Willi Ninja explained voguing as a way of throwing shade, or criticizing, opponents on the dance floor, in the 1990 documentary “Paris is Burning.” But, outside of a dance type and level of competition, voguing arrived to represent much extra.
“Voguing is very substantially about telling one’s tale by motion… And that for me, mainly because of who is undertaking it, is extremely a great deal an act of resistance to an entire environment that not only tells us that our life are devoid of which means, but also tells us that we have nothing at all to contribute,” says Glover. “It’s a sort of resistance, an embodied form of resistance, to these cultural messages. To say, ‘No, I have a tale to tell, and my tale is heading to be so convincing, that in this unique atmosphere you happen to be heading to be ready to clearly fully grasp what it is that I’m indicating.”
Voguing in Mainstream Society
Voguing as a sort of expression turned much more mainstream with the launch of media like Madonna’s track, “Vogue” and the documentary, “Paris is Burning,” unveiled in 1990 and 1991, respectively.
Madonna’s “Vogue” paid out tribute to ballroom and showcased voguers this sort of as José Gutierez Xtravaganza and Luis Camacho Xtravaganza in the video.
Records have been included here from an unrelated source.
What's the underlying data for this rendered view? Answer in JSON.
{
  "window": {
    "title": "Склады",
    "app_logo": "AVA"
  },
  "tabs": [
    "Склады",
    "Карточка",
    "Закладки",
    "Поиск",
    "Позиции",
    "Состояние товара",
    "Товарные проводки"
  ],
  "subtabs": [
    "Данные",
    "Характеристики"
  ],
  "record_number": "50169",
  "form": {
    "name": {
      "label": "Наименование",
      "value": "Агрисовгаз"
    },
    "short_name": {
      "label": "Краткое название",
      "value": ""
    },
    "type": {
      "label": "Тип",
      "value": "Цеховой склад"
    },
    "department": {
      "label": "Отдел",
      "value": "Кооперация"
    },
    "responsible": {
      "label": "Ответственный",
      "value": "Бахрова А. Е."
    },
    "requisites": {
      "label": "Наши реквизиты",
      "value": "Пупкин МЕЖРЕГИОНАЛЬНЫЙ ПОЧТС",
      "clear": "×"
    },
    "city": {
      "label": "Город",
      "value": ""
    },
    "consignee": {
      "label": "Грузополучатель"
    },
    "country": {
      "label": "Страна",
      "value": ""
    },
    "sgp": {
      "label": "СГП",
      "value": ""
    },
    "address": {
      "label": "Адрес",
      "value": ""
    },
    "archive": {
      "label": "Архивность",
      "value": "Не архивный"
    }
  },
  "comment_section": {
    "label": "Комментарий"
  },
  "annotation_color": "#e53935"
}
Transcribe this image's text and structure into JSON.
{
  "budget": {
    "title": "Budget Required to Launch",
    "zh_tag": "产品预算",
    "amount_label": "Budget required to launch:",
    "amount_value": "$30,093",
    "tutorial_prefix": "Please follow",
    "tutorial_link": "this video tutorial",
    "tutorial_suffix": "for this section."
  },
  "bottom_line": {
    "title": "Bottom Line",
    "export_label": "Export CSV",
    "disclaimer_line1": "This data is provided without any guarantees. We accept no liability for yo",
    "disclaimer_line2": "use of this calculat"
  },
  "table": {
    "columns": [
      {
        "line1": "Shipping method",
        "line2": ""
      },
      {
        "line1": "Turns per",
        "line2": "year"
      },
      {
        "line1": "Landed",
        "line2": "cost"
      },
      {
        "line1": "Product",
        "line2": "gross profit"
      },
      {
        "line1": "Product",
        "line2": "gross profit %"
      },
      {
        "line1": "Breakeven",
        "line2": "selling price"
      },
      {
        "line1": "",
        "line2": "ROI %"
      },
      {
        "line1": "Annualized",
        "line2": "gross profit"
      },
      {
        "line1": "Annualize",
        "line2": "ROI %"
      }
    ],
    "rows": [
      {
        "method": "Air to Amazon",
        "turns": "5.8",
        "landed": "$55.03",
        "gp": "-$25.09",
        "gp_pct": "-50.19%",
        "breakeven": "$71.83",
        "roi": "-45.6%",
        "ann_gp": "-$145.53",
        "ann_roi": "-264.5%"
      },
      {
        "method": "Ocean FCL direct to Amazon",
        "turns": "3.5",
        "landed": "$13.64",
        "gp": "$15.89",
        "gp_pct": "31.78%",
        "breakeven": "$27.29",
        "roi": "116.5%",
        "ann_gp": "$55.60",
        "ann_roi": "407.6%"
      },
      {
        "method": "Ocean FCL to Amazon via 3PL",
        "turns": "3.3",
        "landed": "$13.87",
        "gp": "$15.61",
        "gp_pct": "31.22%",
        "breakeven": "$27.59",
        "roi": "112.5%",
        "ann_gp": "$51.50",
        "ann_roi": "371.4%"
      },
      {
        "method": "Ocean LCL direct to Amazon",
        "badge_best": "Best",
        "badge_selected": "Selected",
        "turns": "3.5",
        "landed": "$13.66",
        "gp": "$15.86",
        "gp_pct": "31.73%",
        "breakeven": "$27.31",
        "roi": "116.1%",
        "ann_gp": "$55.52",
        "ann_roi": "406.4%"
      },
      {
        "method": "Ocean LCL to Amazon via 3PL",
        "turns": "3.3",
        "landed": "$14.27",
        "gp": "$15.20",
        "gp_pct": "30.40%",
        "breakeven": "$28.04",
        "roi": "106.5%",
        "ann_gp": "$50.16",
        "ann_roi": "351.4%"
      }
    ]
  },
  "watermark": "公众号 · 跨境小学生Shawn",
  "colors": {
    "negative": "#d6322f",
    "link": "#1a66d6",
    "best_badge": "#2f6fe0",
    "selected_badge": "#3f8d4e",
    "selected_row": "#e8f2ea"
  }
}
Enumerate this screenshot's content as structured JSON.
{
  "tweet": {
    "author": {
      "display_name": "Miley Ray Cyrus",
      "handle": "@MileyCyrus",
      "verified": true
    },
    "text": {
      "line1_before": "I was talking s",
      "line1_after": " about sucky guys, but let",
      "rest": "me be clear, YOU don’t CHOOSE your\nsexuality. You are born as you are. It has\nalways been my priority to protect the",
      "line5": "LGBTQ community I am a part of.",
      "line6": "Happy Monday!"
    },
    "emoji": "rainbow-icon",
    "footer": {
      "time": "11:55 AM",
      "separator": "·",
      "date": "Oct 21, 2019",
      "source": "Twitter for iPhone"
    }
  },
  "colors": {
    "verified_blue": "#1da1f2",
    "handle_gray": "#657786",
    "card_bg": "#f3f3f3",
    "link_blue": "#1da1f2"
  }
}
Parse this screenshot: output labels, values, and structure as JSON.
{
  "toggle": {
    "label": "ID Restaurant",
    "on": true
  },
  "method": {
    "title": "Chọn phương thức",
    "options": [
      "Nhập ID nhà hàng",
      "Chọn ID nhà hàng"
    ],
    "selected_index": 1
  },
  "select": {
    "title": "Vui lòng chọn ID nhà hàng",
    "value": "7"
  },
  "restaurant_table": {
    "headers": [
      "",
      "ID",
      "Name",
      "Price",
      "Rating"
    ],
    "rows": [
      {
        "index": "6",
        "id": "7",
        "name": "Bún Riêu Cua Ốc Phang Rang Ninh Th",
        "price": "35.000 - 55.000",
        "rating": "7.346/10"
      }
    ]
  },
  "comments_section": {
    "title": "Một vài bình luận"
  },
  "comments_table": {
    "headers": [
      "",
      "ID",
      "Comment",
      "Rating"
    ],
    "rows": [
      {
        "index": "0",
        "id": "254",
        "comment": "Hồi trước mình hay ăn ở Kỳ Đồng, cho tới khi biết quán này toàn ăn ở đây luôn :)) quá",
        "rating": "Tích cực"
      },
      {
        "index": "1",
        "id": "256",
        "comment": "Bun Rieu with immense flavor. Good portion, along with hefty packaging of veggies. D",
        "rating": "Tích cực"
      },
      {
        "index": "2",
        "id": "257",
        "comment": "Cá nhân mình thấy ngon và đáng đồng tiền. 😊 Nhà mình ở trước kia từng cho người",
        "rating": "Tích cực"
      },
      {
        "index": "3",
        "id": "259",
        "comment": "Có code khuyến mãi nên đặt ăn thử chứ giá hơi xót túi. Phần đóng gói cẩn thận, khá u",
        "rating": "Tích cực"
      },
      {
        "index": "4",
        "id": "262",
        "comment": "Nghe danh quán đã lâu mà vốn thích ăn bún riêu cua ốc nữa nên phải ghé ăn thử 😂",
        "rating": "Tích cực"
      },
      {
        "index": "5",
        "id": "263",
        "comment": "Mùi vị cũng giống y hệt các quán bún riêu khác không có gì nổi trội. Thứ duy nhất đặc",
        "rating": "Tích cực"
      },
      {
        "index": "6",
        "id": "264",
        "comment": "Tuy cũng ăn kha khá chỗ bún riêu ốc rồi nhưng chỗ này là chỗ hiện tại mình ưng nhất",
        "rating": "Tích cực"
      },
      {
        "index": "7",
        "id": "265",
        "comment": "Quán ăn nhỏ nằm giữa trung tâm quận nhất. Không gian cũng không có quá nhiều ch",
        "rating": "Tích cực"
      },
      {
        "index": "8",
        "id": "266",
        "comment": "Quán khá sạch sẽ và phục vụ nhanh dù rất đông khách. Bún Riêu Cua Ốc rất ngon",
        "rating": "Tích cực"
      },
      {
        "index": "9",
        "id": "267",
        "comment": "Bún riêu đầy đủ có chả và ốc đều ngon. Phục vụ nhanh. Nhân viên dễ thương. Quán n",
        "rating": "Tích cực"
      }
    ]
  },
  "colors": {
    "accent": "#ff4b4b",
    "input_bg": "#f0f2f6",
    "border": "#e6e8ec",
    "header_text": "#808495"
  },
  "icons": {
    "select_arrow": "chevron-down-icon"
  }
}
On the other hand, Madonna was accused of culturally appropriating a lifestyle that she had no claim to and turning a rich background of vogue into a fad.
“Paris is Burning” took viewers right within the ballroom scene. Filmmaker Jennie Livingston commenced filming the activities after seeing folks voguing in New York City’s West Village. The film is normally referenced in the LGBTQ+ community and past. The ballroom time period “throwing shade” was even included to Merriam-Webster’s dictionary in 2017. But Livingston, as a queer white girl, has been accused of enabling cultural appropriation as a result of her documentation of dwelling balls. Various individuals in the documentary also threatened to sue soon after not receiving payment following the good results of the film.
Glimpses of home ballroom tradition continued to permeate mainstream spaces a lot more prominently given that the early 1990s, as a result of television sequence these types of as RuPaul’s Drag Race, which premiered in 2009 the MTV series America’s Greatest Dance Crew, featuring trans Black voguer Leiomy Maldonado in 2009 and Ryan Murphy’s Pose in 2019, which showcased a scripted get on the property ballroom scene and included the most trans actors in tv heritage.
Glover suggests they anticipate ballroom culture to continue to evolve as a very important ingredient of the Black queer community—and periodically influence broader audiences.
“I imagine about ballroom as getting a whale,” Glover claims. “It primarily dwells deep, deep, deep in the ocean. But there are moments when the scene comes up for air and emerges via the water, making a splash in just the popular lifestyle scene ahead of returning to the oceans depths when all those on the area truly feel its ripples for quite some time.”